Records from a collection
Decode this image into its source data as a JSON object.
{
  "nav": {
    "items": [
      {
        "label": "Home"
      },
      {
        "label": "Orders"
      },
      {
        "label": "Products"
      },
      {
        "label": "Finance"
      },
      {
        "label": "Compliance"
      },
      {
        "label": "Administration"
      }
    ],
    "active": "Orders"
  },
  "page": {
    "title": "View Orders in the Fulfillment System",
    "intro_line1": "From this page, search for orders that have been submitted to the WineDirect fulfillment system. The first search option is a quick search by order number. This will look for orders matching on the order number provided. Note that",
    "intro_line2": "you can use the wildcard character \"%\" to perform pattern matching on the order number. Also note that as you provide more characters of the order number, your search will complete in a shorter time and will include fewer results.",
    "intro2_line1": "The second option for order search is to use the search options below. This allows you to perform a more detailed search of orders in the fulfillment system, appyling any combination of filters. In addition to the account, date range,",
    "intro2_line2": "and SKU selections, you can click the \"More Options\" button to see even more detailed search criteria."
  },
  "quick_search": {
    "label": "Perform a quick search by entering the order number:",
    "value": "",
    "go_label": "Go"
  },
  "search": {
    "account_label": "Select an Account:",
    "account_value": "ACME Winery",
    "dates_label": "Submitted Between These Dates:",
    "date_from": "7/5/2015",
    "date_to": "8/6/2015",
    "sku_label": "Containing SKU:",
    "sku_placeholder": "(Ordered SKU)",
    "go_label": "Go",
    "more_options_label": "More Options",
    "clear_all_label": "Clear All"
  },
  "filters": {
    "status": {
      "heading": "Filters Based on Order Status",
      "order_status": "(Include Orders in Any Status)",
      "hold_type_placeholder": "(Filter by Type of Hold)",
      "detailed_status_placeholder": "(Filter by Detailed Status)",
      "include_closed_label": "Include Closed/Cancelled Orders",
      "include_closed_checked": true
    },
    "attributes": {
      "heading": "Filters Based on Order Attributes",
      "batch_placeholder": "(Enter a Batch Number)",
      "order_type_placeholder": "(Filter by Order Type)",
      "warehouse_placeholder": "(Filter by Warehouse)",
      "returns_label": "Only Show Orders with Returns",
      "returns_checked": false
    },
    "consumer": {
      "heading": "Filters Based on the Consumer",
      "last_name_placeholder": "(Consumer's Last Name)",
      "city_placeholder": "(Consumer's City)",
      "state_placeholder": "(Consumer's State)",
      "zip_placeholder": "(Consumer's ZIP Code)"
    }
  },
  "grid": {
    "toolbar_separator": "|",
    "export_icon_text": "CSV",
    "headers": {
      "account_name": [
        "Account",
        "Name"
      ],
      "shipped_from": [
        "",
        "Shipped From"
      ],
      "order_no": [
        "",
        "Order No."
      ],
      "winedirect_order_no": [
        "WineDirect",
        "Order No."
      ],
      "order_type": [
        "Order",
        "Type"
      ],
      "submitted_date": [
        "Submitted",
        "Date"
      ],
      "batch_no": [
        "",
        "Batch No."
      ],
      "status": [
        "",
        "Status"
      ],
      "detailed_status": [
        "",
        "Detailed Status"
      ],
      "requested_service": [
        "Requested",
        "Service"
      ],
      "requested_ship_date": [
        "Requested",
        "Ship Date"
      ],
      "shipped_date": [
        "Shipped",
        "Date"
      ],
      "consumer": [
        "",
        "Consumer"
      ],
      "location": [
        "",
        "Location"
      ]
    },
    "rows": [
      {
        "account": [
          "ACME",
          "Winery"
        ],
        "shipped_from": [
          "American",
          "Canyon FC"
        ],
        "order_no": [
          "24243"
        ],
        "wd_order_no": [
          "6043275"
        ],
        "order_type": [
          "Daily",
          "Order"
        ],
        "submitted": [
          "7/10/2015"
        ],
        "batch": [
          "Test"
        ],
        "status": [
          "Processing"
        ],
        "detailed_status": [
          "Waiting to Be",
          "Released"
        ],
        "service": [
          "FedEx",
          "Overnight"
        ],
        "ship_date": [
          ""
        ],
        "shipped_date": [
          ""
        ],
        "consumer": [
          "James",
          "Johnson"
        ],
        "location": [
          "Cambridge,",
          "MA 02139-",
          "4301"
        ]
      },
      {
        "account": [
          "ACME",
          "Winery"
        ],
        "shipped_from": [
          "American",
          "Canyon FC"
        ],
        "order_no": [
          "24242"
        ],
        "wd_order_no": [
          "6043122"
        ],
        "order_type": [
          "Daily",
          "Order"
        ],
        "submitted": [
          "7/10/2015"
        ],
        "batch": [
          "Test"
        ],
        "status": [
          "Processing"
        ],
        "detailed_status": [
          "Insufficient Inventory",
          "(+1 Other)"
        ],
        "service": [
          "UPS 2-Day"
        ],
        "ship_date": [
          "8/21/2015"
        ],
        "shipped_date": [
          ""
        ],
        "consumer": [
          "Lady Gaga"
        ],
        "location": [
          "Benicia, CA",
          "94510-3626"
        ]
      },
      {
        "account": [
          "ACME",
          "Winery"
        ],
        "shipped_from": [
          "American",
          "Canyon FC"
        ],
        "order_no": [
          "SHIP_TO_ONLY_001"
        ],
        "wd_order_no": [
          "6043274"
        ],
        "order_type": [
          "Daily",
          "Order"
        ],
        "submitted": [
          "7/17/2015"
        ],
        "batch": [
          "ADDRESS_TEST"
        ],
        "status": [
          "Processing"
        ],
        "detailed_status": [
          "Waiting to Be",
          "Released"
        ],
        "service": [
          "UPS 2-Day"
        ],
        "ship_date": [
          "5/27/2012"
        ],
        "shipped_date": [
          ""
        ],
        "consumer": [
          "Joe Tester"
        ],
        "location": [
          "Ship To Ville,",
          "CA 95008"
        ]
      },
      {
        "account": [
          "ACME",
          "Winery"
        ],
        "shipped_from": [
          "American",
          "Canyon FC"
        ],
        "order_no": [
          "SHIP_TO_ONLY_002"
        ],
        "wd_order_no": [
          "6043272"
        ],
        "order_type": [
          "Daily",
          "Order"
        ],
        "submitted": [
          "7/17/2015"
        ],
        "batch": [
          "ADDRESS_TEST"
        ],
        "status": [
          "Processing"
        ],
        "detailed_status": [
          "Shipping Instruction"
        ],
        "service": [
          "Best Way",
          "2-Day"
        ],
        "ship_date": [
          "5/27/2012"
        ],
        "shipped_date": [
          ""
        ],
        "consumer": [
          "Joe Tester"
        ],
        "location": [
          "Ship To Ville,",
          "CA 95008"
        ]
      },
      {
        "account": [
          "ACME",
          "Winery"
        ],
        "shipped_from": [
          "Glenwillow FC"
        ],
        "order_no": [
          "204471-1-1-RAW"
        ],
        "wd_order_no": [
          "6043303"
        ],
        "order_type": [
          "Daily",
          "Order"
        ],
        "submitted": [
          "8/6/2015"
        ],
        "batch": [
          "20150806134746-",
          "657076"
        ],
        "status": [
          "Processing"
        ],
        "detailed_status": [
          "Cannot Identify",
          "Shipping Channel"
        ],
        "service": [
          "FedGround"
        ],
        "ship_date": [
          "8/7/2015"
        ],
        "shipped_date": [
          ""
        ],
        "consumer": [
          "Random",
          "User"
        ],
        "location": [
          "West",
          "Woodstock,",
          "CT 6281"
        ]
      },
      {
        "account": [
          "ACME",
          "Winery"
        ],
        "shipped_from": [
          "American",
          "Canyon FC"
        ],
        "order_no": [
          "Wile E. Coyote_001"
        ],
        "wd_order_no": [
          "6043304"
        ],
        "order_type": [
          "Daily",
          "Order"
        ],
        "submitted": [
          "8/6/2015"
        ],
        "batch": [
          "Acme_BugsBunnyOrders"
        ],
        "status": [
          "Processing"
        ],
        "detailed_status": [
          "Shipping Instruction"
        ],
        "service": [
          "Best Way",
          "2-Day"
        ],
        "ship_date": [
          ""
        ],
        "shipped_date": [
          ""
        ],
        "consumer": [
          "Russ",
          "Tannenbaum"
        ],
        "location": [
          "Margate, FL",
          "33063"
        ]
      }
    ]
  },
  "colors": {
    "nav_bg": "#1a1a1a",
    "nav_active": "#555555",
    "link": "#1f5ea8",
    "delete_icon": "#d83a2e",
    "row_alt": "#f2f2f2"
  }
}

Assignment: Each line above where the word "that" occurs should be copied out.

Solved exercise:
    "intro_line1": "From this page, search for orders that have been submitted to the WineDirect fulfillment system. The first search option is a quick search by order number. This will look for orders matching on the order number provided. Note that",
    "intro_line2": "you can use the wildcard character \"%\" to perform pattern matching on the order number. Also note that as you provide more characters of the order number, your search will complete in a shorter time and will include fewer results.",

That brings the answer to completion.